More than 80 percent of people around the world – about 5.8 billion individuals – identify with a religious group, according to a new study by the Pew Research Center.
"Christians number 2.2 billion, or about one-in-three" of the 6.9 billion people in the world in 2010, the study found, adding that about "half of all Christians are Catholic."
Released Dec. 18, the study examined censuses, surveys and population registers to determine the size, geographical distribution and age of the world's major religions.
As of 2012, the world contained about 1.6 billion Muslims, 1 billion Hindus, almost 500 million Buddhists and 14 million Jews, the analysis said.
Furthermore, over 400 million people, or six percent of the global population, adhere to folk or religious traditions. Less than one percent – about 58 million people – belong to other religions, including Jainism, Sikhism, Taoism, Zoroastrianism, Wicca and the Baha'i faith.
In addition, the study revealed that approximately one-in-six people throughout the world have no religious affiliation. Numbering about 1.1 billion, this group is the third largest globally, behind Christians and Muslims.
"However, many of the religiously unaffiliated have some religious beliefs," the study said, including a belief in God or participation in religious observances.
In six countries – the Czech Republic, North Korea, Estonia, Japan, Hong Kong and China – the religiously unaffiliated make up the majority of the population.

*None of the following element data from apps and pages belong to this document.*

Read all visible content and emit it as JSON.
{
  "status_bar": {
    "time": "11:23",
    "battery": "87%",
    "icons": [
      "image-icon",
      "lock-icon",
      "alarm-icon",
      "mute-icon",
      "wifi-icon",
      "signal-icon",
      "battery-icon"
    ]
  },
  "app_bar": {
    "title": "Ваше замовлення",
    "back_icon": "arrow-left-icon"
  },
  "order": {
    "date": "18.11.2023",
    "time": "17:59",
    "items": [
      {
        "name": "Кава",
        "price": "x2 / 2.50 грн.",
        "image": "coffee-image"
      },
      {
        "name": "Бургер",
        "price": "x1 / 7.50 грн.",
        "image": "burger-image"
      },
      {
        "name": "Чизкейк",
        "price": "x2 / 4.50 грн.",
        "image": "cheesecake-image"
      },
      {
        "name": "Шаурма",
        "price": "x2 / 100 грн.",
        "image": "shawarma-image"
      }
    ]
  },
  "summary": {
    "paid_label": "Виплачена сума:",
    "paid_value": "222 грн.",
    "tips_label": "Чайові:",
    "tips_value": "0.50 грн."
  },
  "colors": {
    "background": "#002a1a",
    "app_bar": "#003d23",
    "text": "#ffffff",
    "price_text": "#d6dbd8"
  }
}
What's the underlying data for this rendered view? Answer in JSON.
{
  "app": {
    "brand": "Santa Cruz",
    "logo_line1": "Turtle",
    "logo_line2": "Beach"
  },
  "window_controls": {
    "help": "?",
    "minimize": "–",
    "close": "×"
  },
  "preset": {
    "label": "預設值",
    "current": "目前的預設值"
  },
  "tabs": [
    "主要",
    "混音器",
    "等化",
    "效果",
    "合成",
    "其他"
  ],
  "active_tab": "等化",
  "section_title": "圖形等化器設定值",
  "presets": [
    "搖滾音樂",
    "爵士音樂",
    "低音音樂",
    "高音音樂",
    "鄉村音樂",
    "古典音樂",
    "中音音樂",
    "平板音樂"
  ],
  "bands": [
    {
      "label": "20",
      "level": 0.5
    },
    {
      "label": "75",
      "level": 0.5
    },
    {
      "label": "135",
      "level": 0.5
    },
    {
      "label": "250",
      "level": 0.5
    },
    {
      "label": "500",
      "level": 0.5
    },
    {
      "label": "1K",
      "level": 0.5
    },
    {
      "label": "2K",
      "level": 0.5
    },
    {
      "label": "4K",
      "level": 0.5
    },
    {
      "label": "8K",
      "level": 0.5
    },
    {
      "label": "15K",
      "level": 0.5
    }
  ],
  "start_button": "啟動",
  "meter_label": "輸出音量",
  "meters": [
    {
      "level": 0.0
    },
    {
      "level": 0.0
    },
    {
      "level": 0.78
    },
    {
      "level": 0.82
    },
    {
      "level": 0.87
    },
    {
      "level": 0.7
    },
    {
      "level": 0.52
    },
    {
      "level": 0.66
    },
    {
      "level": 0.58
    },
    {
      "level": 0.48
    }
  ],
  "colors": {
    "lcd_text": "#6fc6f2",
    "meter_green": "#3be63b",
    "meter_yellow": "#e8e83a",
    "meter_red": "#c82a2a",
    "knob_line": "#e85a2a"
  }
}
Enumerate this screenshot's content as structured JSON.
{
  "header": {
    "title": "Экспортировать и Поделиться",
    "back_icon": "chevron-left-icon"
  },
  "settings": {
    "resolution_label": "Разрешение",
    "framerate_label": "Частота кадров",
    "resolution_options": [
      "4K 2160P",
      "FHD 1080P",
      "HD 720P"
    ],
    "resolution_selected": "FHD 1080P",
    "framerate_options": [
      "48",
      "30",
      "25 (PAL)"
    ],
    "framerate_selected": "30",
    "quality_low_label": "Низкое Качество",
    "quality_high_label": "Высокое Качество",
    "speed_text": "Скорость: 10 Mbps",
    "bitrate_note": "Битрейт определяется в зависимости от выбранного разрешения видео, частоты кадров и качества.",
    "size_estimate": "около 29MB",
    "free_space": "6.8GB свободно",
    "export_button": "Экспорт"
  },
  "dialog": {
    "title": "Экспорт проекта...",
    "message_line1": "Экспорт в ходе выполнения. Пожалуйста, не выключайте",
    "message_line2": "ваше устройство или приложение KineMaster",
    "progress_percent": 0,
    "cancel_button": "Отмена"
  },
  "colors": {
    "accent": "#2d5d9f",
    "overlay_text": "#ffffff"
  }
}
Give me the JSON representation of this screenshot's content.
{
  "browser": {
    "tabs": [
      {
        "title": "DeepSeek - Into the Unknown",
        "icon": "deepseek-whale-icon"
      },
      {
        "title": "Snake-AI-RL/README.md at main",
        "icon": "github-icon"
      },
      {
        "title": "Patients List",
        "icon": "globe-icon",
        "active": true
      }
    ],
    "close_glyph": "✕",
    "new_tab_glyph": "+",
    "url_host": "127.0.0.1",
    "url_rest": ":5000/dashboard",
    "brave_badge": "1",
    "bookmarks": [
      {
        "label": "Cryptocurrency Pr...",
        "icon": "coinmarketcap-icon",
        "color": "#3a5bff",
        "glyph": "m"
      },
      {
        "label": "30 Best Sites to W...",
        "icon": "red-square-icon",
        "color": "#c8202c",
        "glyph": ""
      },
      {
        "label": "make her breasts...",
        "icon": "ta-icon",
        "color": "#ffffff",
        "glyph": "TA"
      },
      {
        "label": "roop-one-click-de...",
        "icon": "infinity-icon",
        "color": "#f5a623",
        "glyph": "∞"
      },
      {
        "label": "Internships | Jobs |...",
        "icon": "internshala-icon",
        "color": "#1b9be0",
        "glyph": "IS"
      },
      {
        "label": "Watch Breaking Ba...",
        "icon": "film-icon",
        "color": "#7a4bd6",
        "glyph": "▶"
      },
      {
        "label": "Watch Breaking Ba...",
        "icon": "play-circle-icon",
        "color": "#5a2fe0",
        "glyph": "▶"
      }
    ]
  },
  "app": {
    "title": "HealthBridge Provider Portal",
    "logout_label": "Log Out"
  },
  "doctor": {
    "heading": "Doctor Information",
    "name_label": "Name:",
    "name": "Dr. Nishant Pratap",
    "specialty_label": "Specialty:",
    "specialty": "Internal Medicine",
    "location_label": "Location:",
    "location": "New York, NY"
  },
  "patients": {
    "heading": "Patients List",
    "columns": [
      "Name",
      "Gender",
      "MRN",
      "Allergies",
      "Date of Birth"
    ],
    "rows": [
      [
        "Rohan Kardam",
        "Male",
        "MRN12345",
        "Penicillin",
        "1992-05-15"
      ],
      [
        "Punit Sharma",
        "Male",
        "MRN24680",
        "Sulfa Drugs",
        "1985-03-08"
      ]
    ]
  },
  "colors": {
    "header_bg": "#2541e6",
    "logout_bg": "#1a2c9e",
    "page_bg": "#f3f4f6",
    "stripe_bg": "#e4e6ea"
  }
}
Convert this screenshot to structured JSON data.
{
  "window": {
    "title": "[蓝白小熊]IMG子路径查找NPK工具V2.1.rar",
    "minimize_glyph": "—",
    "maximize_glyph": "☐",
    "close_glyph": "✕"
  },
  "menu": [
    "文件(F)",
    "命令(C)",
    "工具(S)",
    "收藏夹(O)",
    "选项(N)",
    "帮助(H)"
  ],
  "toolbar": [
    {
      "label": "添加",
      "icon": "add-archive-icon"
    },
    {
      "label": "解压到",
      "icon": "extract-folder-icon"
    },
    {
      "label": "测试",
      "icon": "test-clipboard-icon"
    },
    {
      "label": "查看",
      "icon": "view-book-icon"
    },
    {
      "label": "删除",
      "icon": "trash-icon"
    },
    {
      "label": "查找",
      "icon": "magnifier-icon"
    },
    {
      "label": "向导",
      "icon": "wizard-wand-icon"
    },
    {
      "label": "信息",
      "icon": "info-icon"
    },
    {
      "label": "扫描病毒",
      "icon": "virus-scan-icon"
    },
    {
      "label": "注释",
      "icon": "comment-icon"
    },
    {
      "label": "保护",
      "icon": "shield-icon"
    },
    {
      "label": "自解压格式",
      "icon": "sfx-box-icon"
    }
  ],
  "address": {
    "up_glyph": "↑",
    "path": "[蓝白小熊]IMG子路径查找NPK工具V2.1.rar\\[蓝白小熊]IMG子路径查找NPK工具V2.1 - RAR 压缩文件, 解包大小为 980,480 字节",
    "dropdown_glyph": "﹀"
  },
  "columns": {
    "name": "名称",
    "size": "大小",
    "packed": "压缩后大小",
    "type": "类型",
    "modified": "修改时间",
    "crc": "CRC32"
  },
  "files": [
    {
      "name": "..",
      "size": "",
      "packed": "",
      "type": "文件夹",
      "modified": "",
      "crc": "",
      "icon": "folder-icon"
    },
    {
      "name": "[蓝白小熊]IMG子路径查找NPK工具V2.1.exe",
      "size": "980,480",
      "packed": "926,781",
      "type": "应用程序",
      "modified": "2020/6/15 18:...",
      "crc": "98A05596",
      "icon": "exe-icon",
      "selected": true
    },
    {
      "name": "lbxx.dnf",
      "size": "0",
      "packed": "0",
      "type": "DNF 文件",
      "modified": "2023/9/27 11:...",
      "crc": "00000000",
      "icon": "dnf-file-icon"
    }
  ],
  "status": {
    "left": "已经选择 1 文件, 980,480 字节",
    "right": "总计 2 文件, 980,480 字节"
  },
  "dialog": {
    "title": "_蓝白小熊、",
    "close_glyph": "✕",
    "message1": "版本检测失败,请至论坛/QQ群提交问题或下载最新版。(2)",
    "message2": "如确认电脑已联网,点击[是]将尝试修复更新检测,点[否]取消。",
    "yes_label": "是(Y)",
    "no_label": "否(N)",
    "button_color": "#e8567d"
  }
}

China is home to 62 percent of the world's religiously unaffiliated people.
Overall, the unaffiliated are about equal in number to the Catholic population of the world.
"Overwhelmingly, Hindus and Christians tend to live in countries where they are in the majority," the study noted, adding that Muslims and the religiously unaffiliated also live in countries in which they are the predominant group, but by a smaller margin.
Out of 232 countries and territories in the study, 157 have Christian majorities, the analysis explained.
"Christianity has spread far from its historical origins and is geographically widespread," it found, observing that 99 percent of Christians live outside the region where the religion started.
About 37 percent of Christians are members of Protestant, Anglican, independent or nondenominational churches, while 12 percent are Orthodox.
Other traditions that view themselves as Christian – such as Mormons, Christian Scientists and Jehovah's Witnesses – make up about one percent of the Christian population.
As a whole, Christians have a median age of 30, slightly higher than the overall global population median of 28.
In addition, the analysis revealed that Christianity has roughly equal numbers in Latin America and the Caribbean, Europe, and sub-Saharan Africa.
"Of the major religious groups covered in this study, Christians are the most evenly dispersed," it said.